- _Aim of the exercise_:
Please write out the data that follows, word for word.

- _Dataset entries_:
╭──

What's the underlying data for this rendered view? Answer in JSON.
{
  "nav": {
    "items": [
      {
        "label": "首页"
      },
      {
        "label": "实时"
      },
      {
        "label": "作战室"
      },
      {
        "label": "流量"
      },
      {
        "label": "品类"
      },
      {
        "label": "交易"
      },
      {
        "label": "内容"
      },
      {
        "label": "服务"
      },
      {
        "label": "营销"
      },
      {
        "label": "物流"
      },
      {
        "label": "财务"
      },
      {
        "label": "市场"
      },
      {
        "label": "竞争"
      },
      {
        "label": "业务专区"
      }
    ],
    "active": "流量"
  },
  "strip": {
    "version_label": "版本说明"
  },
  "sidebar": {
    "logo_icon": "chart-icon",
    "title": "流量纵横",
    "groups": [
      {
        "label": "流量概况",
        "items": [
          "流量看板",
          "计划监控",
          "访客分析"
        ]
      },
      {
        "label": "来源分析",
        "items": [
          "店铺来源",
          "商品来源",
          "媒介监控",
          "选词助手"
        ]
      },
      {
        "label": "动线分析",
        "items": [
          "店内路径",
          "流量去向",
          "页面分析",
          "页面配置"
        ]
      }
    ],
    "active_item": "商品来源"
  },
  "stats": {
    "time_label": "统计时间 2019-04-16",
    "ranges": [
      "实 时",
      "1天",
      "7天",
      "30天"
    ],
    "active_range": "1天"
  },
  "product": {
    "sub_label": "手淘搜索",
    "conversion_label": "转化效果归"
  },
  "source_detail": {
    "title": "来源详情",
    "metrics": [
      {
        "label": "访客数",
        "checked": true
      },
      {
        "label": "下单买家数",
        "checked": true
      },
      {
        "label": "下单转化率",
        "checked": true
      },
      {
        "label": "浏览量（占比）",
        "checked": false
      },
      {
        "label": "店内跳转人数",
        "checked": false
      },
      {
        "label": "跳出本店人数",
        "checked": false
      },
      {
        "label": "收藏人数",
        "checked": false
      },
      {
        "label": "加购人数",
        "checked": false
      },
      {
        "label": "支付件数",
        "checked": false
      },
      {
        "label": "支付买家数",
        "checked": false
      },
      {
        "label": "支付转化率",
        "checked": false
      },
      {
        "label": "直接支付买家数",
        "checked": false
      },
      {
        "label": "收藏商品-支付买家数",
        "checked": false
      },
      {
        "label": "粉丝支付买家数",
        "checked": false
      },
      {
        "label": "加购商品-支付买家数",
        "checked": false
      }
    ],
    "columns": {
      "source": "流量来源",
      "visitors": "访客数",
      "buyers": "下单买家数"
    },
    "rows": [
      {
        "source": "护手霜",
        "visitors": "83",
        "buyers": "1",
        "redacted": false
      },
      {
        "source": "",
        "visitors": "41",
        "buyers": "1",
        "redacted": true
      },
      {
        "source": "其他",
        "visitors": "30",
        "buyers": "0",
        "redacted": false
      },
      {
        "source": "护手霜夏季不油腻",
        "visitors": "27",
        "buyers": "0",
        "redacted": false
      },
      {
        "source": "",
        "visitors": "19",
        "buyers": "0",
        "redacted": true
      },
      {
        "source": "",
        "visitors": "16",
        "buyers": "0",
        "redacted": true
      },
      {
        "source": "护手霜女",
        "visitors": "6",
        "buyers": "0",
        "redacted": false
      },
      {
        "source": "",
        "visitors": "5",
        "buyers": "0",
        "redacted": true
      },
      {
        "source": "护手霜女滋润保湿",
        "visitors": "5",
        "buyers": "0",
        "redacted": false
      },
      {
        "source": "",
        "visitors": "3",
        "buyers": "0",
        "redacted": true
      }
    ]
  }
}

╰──

- _Written reply_:
What's the underlying data for this rendered view? Answer in JSON.
{
  "nav": {
    "items": [
      {
        "label": "首页"
      },
      {
        "label": "实时"
      },
      {
        "label": "作战室"
      },
      {
        "label": "流量"
      },
      {
        "label": "品类"
      },
      {
        "label": "交易"
      },
      {
        "label": "内容"
      },
      {
        "label": "服务"
      },
      {
        "label": "营销"
      },
      {
        "label": "物流"
      },
      {
        "label": "财务"
      },
      {
        "label": "市场"
      },
      {
        "label": "竞争"
      },
      {
        "label": "业务专区"
      }
    ],
    "active": "流量"
  },
  "strip": {
    "version_label": "版本说明"
  },
  "sidebar": {
    "logo_icon": "chart-icon",
    "title": "流量纵横",
    "groups": [
      {
        "label": "流量概况",
        "items": [
          "流量看板",
          "计划监控",
          "访客分析"
        ]
      },
      {
        "label": "来源分析",
        "items": [
          "店铺来源",
          "商品来源",
          "媒介监控",
          "选词助手"
        ]
      },
      {
        "label": "动线分析",
        "items": [
          "店内路径",
          "流量去向",
          "页面分析",
          "页面配置"
        ]
      }
    ],
    "active_item": "商品来源"
  },
  "stats": {
    "time_label": "统计时间 2019-04-16",
    "ranges": [
      "实 时",
      "1天",
      "7天",
      "30天"
    ],
    "active_range": "1天"
  },
  "product": {
    "sub_label": "手淘搜索",
    "conversion_label": "转化效果归"
  },
  "source_detail": {
    "title": "来源详情",
    "metrics": [
      {
        "label": "访客数",
        "checked": true
      },
      {
        "label": "下单买家数",
        "checked": true
      },
      {
        "label": "下单转化率",
        "checked": true
      },
      {
        "label": "浏览量（占比）",
        "checked": false
      },
      {
        "label": "店内跳转人数",
        "checked": false
      },
      {
        "label": "跳出本店人数",
        "checked": false
      },
      {
        "label": "收藏人数",
        "checked": false
      },
      {
        "label": "加购人数",
        "checked": false
      },
      {
        "label": "支付件数",
        "checked": false
      },
      {
        "label": "支付买家数",
        "checked": false
      },
      {
        "label": "支付转化率",
        "checked": false
      },
      {
        "label": "直接支付买家数",
        "checked": false
      },
      {
        "label": "收藏商品-支付买家数",
        "checked": false
      },
      {
        "label": "粉丝支付买家数",
        "checked": false
      },
      {
        "label": "加购商品-支付买家数",
        "checked": false
      }
    ],
    "columns": {
      "source": "流量来源",
      "visitors": "访客数",
      "buyers": "下单买家数"
    },
    "rows": [
      {
        "source": "护手霜",
        "visitors": "83",
        "buyers": "1",
        "redacted": false
      },
      {
        "source": "",
        "visitors": "41",
        "buyers": "1",
        "redacted": true
      },
      {
        "source": "其他",
        "visitors": "30",
        "buyers": "0",
        "redacted": false
      },
      {
        "source": "护手霜夏季不油腻",
        "visitors": "27",
        "buyers": "0",
        "redacted": false
      },
      {
        "source": "",
        "visitors": "19",
        "buyers": "0",
        "redacted": true
      },
      {
        "source": "",
        "visitors": "16",
        "buyers": "0",
        "redacted": true
      },
      {
        "source": "护手霜女",
        "visitors": "6",
        "buyers": "0",
        "redacted": false
      },
      {
        "source": "",
        "visitors": "5",
        "buyers": "0",
        "redacted": true
      },
      {
        "source": "护手霜女滋润保湿",
        "visitors": "5",
        "buyers": "0",
        "redacted": false
      },
      {
        "source": "",
        "visitors": "3",
        "buyers": "0",
        "redacted": true
      }
    ]
  }
}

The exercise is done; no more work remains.